An incredibly common skin condition that’s often referred to as strawberry legs or, the less endearing, chicken skin. Characterised by small pimple-like bumps which feel rough to the touch, Keratosis Pilaris usually occurs on the back of the upper backs of our arms and sometimes on the legs (particularly, the thighs).
Keratosis pilaris is genetic and while more often than not incredibly harmless in nature they can sometimes cause discomfort by being itchy or dry. It occurs when keratin (a protein that’s naturally found on the skin’s outermost layer) becomes trapped in the hair follicle. This blockage prevents the hair from growing outwards, resulting in a tiny bump over the follicle. The main reason people look to treat this condition is to reduce its appearance.
Most common in those with fair skin, keratosis pilaris can be exacerbated in winter when the atmosphere is dry and can also worsen during pregnancy (due to hormonal changes). It usually clears up on its own by the time you reach your early 30s and although it’s difficult to eradicate completely, there are a number of things you can do to manage keratosis pilaris – the key being is regular exfoliation.

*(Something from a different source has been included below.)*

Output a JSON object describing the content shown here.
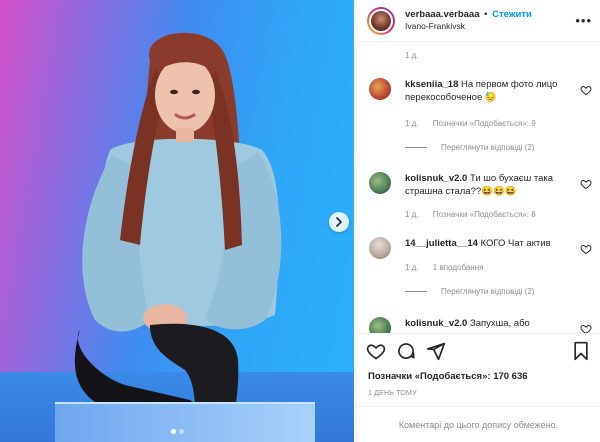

I recommend using a chemical exfoliator up to three times a week (over-exfoliating can actually make keratosis pilaris worse). These are generally more gentle than physical exfoliators, which rely on particles and a ‘rubbing and scrubbing’ motion. Chemical exfoliators contain acids and enzymes which dissolve dead skin cells minus any manual action. Look for ingredients such as salicylic, glycolic acid and lactic acid in the form of cleansers, serums or toners to help to remove keratin blockages from the follicle while alleviating inflammation. Apply directly on the affected areas of skin two to three times a week to reduce, smooth and soften the skin.
Use a shaving cream
It almost goes without saying, but avoid using shampoo or body wash in place of a shaving cream. Shaving can heighten keratosis pilaris as it can irritate the skin, so opt for a product created specifically for the purpose. Non-foaming and unscented shave creams or oils are less likely to cause aggravation.